In an op-ed feature for Sowetan, Lil’Hussil details his definite lyrical breakdown of Thembi Seete’s “It’s About Time” verse.
One of South African music’s legendary musical mystery, most fans have consoled their curiosity by vying to agree that the nonsensical “You gotta sneeze the knees and disease” is probably it. If you’re ready to have your entire childhood rewritten, here are the bars the Queen Thè Thè is set to have actually dropped back in the 90s.
Thembi Seete AKA Thè Thè:
Oh yeah! This the time for Boom Shaka
No need to boo me
It can do something for you
‘Cause yeah, Thè is the place and I’m gonna kick the roster
I break it, I kick, I hit, hard yeah
That’s how Boom Shaka does yeah
Ah! Aha! Check check this out
I’m a soul
The extra-ordinary woman
My weapon is my word
And I’m pissed like that yoh
I’m pissed like that yoh
I’m pissed like that yoh
Aha! Don’t let people ever tell you to do what, (yeah)
Ask for something in nothing and nothing goes to you
You’ve got to cease the needs that disease with ease
And lets get busy yoh with my gift
What you think about this Lebo
(About what Thembi?)
Bringing young African rap, Lebo
You know their lies and their big yap cause
And the rhymes that I get from the caricatures they sketch
When I step in their area they’re always scared
So, what’s up Lebo?
(Oh yeah! The way you tell me is the way it is Thembi
They way you tell me is the way it is Thè Thè)
But there has been more than just a disease that makes one sneeze their knees out that has boggled Boom Shaka fans’ minds. What does “I don’t know what can I do with myself” even mean?
Lil’Hussil goes on to further explain that it’s just a case of musical grammar and normal speech grammar conflicting.

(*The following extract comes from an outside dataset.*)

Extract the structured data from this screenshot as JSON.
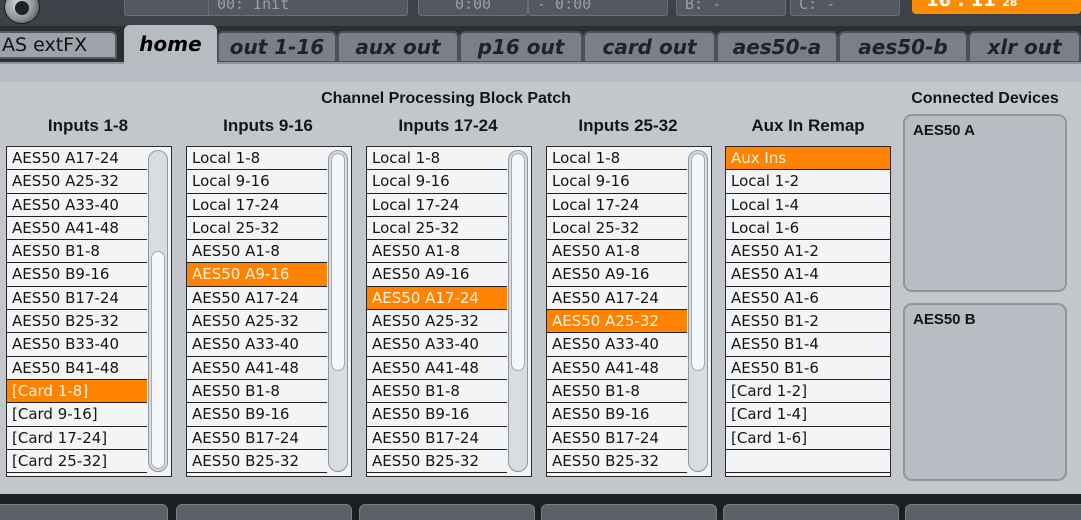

Take for example Bob Marley’s “No Woman, No Cry”. The comma in between “woman” and “cry” is the difference – but you can’t actually hear the comma in the melody. So, if you don’t know, it sounds as if Marley’s saying without women there’d be nothing to cry about. Apart from all the sexists who probably mean it to sound this way, what the song actually is, is a direct conversation to a woman. It tells her, “No, woman, don’t [no] cry” or “…no cry[ing]” coz “everything is gonna be alright”.
Similarly, there’s some punctuation that you can’t hear in Thembi Seete’s melody. Full stop or hyphen – pick your Bic – but something would [in speech grammar] ordinarily come between “know” and “what”. That would make it, “I don’t know. What can I do with myself?” And that needs no explaining.
Head on over to Sowetan’s website for the full feature.